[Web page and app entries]
----------

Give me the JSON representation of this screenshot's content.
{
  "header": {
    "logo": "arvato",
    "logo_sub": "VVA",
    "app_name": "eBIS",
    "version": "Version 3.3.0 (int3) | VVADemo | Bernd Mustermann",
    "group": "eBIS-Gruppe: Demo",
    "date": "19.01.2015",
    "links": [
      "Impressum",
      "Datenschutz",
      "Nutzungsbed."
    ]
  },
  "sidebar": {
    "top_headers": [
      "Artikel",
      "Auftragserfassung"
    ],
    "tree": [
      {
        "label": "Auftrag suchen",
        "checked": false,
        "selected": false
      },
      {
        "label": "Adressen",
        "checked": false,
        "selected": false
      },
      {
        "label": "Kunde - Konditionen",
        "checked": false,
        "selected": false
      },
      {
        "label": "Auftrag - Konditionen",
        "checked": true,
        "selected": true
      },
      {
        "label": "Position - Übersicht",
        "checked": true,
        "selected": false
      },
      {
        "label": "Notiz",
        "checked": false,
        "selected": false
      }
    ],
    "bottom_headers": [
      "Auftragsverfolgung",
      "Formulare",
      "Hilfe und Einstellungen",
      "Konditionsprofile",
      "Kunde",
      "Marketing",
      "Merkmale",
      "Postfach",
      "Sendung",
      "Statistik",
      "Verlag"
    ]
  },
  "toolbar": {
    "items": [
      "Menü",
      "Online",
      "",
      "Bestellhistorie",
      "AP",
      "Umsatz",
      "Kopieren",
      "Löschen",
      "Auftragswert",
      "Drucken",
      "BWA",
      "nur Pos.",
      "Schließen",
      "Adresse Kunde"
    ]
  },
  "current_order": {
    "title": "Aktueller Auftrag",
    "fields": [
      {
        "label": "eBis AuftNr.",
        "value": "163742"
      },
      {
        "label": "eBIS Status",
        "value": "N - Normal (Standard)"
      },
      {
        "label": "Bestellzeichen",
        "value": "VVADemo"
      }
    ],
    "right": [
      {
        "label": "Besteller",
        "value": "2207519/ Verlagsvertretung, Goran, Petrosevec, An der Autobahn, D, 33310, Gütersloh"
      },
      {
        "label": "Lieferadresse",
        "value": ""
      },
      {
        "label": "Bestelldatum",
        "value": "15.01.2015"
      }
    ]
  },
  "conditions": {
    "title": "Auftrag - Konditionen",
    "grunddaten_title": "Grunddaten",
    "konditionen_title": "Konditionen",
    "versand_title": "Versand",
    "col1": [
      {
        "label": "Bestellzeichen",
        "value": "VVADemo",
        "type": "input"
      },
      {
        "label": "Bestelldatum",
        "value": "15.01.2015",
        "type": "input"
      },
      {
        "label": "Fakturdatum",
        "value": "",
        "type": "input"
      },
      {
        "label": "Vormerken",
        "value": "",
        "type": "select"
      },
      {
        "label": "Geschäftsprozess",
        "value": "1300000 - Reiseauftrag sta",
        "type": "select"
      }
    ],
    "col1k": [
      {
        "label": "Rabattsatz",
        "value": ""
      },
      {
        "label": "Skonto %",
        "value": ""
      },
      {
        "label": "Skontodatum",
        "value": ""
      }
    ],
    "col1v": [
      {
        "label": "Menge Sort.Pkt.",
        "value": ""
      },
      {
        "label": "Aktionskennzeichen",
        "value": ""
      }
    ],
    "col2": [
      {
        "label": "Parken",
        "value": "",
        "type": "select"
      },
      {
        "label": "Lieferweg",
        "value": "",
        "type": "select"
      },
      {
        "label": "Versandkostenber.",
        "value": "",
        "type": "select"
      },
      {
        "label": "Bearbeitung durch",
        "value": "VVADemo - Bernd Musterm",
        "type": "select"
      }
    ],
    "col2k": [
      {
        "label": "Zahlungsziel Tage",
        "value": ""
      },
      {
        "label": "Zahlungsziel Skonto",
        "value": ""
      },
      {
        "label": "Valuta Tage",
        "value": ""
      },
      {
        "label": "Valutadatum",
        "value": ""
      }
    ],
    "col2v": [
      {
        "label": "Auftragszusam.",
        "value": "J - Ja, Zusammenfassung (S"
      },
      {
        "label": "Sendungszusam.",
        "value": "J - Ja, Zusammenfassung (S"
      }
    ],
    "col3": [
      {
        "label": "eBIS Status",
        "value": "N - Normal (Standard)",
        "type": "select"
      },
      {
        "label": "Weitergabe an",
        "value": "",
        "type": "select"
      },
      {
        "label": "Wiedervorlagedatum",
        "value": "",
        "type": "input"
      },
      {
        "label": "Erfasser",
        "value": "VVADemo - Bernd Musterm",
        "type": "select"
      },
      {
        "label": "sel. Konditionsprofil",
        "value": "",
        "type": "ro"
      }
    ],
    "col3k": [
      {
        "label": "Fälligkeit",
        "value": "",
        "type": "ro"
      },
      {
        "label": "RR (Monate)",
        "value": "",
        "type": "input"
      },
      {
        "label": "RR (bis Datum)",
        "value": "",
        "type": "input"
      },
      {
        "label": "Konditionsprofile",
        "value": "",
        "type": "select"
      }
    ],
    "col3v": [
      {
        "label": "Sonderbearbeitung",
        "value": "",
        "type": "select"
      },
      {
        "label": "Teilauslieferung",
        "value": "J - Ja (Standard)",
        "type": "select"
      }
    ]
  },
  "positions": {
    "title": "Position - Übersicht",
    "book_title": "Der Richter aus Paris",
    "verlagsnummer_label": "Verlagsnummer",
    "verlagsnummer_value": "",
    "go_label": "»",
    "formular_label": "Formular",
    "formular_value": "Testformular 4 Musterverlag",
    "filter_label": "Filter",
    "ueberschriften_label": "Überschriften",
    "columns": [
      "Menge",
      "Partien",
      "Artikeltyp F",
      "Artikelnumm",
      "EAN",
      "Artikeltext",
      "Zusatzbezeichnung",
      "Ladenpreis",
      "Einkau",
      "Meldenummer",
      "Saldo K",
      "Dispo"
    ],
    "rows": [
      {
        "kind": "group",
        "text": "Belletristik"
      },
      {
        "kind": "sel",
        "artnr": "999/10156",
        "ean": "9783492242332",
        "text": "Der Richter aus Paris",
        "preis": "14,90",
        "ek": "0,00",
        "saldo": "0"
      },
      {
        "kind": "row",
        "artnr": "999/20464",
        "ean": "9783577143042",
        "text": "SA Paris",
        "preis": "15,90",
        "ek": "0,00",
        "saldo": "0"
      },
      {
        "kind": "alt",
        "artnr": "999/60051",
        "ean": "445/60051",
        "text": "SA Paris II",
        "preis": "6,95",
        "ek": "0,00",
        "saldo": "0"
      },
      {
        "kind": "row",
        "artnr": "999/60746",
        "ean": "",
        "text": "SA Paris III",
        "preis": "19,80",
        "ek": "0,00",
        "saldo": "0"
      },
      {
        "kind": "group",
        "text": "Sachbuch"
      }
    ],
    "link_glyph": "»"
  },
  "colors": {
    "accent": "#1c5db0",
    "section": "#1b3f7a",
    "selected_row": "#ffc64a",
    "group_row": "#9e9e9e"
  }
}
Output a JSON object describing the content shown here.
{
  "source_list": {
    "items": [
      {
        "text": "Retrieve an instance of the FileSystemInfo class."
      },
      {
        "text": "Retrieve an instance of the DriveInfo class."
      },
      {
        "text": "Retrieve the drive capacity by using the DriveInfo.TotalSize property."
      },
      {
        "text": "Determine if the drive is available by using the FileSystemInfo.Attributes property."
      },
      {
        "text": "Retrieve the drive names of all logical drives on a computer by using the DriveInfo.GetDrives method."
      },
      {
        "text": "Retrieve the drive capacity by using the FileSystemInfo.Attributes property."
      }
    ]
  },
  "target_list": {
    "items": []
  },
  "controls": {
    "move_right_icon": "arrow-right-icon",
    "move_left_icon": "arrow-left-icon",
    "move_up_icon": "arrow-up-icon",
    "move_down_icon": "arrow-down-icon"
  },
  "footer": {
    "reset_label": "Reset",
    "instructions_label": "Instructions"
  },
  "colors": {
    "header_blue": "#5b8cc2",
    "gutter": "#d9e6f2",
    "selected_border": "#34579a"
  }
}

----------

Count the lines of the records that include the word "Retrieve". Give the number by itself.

• [YOUR SOLUTION]:
5